kmart sells out of cheap fans made in china

what my friend said in an email:
it feels like a thousand years since i last saw you.
what i replied: make that two. then i told her i’d been writing.
in between sweating. so much sweat i could’ve filled lake eyre.
too many days in australia at forty degrees the world’s heating
up then trump got elected. then i went to the shopping mall,
which is depressing but the turbo charged air con is awesome.
then i got to thinking about the word awesome, how it’s over-used,
how only yesterday i asked the waitress for a second jug of milk
for my pot of earl grey & when she brought it i said thanks that’s awesome.
then mum’s friend’s dog died & i wrote an email of condolence.
then my father died & i read the eulogy. then we sold the house
on the four lane highway two years after the attempted suicide
then we moved by the sea.
it was winter.
the sand was cold. frozen air stencilled salty snowflakes onto
my cheeks the wind slurped my hair north like god was sucking
up the final strands in a bowl of holy fucking spaghetti then temperatures
fell further till the zygotes of my grief froze then trump got elected.
now the heat blisters. people can’t afford to turn on their air-con.
kmart sells out of cheap fans made in china single mothers
fill coke bottles with water, freeze them to stick between their breasts
trying to find comfort in nights as scalding as the days. guilt prevents
me from turning on our air-con. some nights i lay awake for hours crisping
at the edges like a fucking meat lover’s pizza. someone said count sheep.
i tried, but they turned into air conditioners. i must have counted a thousand
one night. watched them frolic in brittle meadows, skip gaily hand-in-hand
across the cracked beds of evaporated creeks & finally when sleep came,
my dreams were filled with people searching for water in a world dying
of thirst. then the ice caps are melting & the fucking polar bears are dying
then trump got elected now no one knows if the polar bears will eat again.
then i tried to write a poem about this heat but it ended up being about
the daughter i never had & sadness crept up behind me, put its hand
over my mouth pulled me backwards into a filthy dark alley i hadn’t
been game enough to venture into before. then the mechanic
said i needed a new car because my gear box is about to fall out.
then the mounts are fucked. i don’t even know what mounts are.
then my sister is in edinburgh. i worry she thinks i’m wasting my time
writing poetry when i could be earning money in a real job. she sent me
photos of the writers’ museum & told my niece i’d be in there one day
& even though it will never happen it still made me feel proud.
then i rearranged the lounge room to make the place feel more spacious
(i had two dining tables and ten chairs in there) then my friend told me
she’d rearranged her lounge room too & i was meant to drop in to see
how awesome it looked only the summer arrived, mum’s friend’s dog died
trump got elected now all the fucking polar bears are dead.

Ali Whitelock is a Scottish poet and writer living on the south coast of Sydney with her French chain-smoking husband.

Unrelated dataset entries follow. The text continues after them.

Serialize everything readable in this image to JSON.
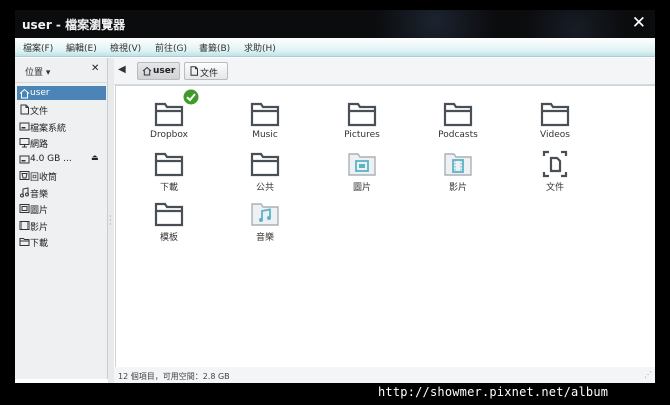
{
  "window": {
    "title": "user - 檔案瀏覽器"
  },
  "menu": [
    {
      "label": "檔案(F)"
    },
    {
      "label": "編輯(E)"
    },
    {
      "label": "檢視(V)"
    },
    {
      "label": "前往(G)"
    },
    {
      "label": "書籤(B)"
    },
    {
      "label": "求助(H)"
    }
  ],
  "sidebar": {
    "header_label": "位置",
    "items": [
      {
        "label": "user",
        "icon": "home-icon",
        "selected": true
      },
      {
        "label": "文件",
        "icon": "document-icon"
      },
      {
        "label": "檔案系統",
        "icon": "drive-icon"
      },
      {
        "label": "網路",
        "icon": "network-icon"
      },
      {
        "label": "4.0 GB ...",
        "icon": "drive-icon",
        "eject": true
      },
      {
        "label": "回收筒",
        "icon": "trash-icon"
      },
      {
        "label": "音樂",
        "icon": "music-icon"
      },
      {
        "label": "圖片",
        "icon": "pictures-icon"
      },
      {
        "label": "影片",
        "icon": "video-icon"
      },
      {
        "label": "下載",
        "icon": "download-icon"
      }
    ]
  },
  "breadcrumbs": [
    {
      "label": "user",
      "icon": "home-icon",
      "active": true
    },
    {
      "label": "文件",
      "icon": "document-icon"
    }
  ],
  "files": [
    {
      "label": "Dropbox",
      "icon": "folder-icon",
      "badge": "check-badge-icon"
    },
    {
      "label": "Music",
      "icon": "folder-icon"
    },
    {
      "label": "Pictures",
      "icon": "folder-icon"
    },
    {
      "label": "Podcasts",
      "icon": "folder-icon"
    },
    {
      "label": "Videos",
      "icon": "folder-icon"
    },
    {
      "label": "下載",
      "icon": "folder-icon"
    },
    {
      "label": "公共",
      "icon": "folder-icon"
    },
    {
      "label": "圖片",
      "icon": "pictures-folder-icon"
    },
    {
      "label": "影片",
      "icon": "video-folder-icon"
    },
    {
      "label": "文件",
      "icon": "document-icon"
    },
    {
      "label": "模板",
      "icon": "folder-icon"
    },
    {
      "label": "音樂",
      "icon": "music-folder-icon"
    }
  ],
  "status": {
    "text": "12 個項目，可用空間：2.8 GB"
  },
  "watermark": "http://showmer.pixnet.net/album",
  "colors": {
    "selection": "#4a85b5",
    "accent": "#5bb3c6",
    "folder": "#4a4f55",
    "badge": "#3e9a2a"
  }
}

Her debut poetry collection, ‘and my heart crumples like a coke can’ has just been released by Wakefield Press, Adelaide and her memoir, ‘Poking seaweed with a stick and running away from the smell’ was launched to critical acclaim in Australia and the UK in 2010. Her poems have appeared in The Moth Magazine, The American Journal of Poetry, Gutter Magazine, NorthWords Now, The Poets’ Republic, The Red Room Company, Beautiful Losers Magazine, Backstory Journal, Other Terrain Journal, Ink Sweat & Tears, The Canberra Times, Bareknuckle Poet, The Bangor Literary Journal, The Glasgow Review of Books, Neighbourhood Paper, The Hunter Writers’ Centre ‘Grieve’ Volume 6 Anthology, Poethead, The Pittsburgh Quarterly Magazine and upcoming in The University of Wisconsin’s Forty Voices Strong: An Anthology of Contemporary Scottish Poetry. She is currently working on her 2nd poetry collection and her 2nd memoir. Ali tweets here

featured image: Bob Modem